### Data for review
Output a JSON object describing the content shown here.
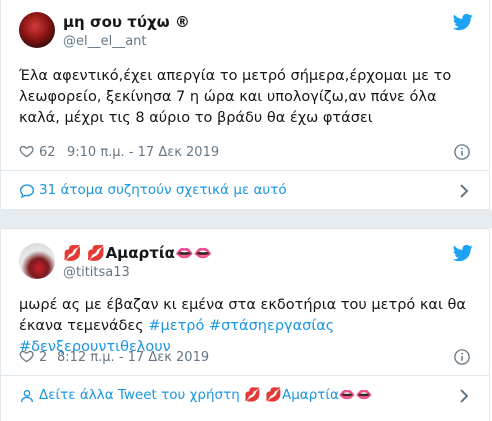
{
  "tweets": [
    {
      "name": "μη σου τύχω ®",
      "handle": "@el__el__ant",
      "avatar_icon": "profile-avatar",
      "text": "Έλα αφεντικό,έχει απεργία το μετρό σήμερα,έρχομαι με το λεωφορείο, ξεκίνησα 7 η ώρα και υπολογίζω,αν πάνε όλα καλά, μέχρι τις 8 αύριο το βράδυ θα έχω φτάσει",
      "likes": "62",
      "timestamp": "9:10 π.μ. - 17 Δεκ 2019",
      "footer": "31 άτομα συζητούν σχετικά με αυτό"
    },
    {
      "name": "💋 💋Αμαρτία👄👄",
      "handle": "@tititsa13",
      "avatar_icon": "profile-avatar",
      "text_plain": "μωρέ ας με έβαζαν κι εμένα στα εκδοτήρια του μετρό και θα έκανα τεμενάδες ",
      "hashtags": [
        "#μετρό",
        "#στάσηεργασίας",
        "#δενξερουντιθελουν"
      ],
      "likes": "2",
      "timestamp": "8:12 π.μ. - 17 Δεκ 2019",
      "footer": "Δείτε άλλα Tweet του χρήστη 💋 💋Αμαρτία👄👄"
    }
  ],
  "colors": {
    "accent": "#1b95e0",
    "twitter_bird": "#1da1f2",
    "muted": "#657786",
    "border": "#e1e8ed",
    "gap": "#e6ecf0"
  },
  "icons": [
    "twitter-bird-icon",
    "heart-icon",
    "info-icon",
    "comment-icon",
    "chevron-right-icon"
  ]
}
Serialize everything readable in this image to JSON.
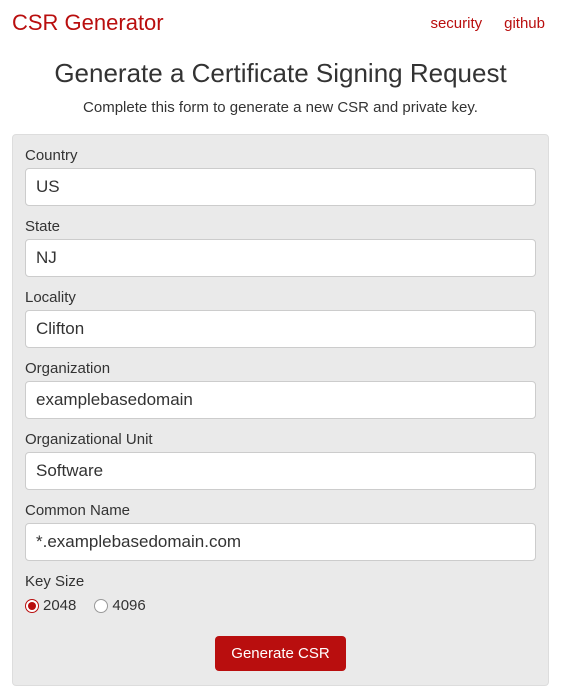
{
  "header": {
    "brand": "CSR Generator",
    "links": {
      "security": "security",
      "github": "github"
    }
  },
  "page": {
    "title": "Generate a Certificate Signing Request",
    "subtitle": "Complete this form to generate a new CSR and private key."
  },
  "form": {
    "country": {
      "label": "Country",
      "value": "US"
    },
    "state": {
      "label": "State",
      "value": "NJ"
    },
    "locality": {
      "label": "Locality",
      "value": "Clifton"
    },
    "organization": {
      "label": "Organization",
      "value": "examplebasedomain"
    },
    "organizational_unit": {
      "label": "Organizational Unit",
      "value": "Software"
    },
    "common_name": {
      "label": "Common Name",
      "value": "*.examplebasedomain.com"
    },
    "key_size": {
      "label": "Key Size",
      "options": {
        "opt2048": "2048",
        "opt4096": "4096"
      },
      "selected": "2048"
    },
    "submit_label": "Generate CSR"
  }
}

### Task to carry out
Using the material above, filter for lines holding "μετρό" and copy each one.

### Solution for this exercise
      "text": "Έλα αφεντικό,έχει απεργία το μετρό σήμερα,έρχομαι με το λεωφορείο, ξεκίνησα 7 η ώρα και υπολογίζω,αν πάνε όλα καλά, μέχρι τις 8 αύριο το βράδυ θα έχω φτάσει",
      "text_plain": "μωρέ ας με έβαζαν κι εμένα στα εκδοτήρια του μετρό και θα έκανα τεμενάδες ",
        "#μετρό",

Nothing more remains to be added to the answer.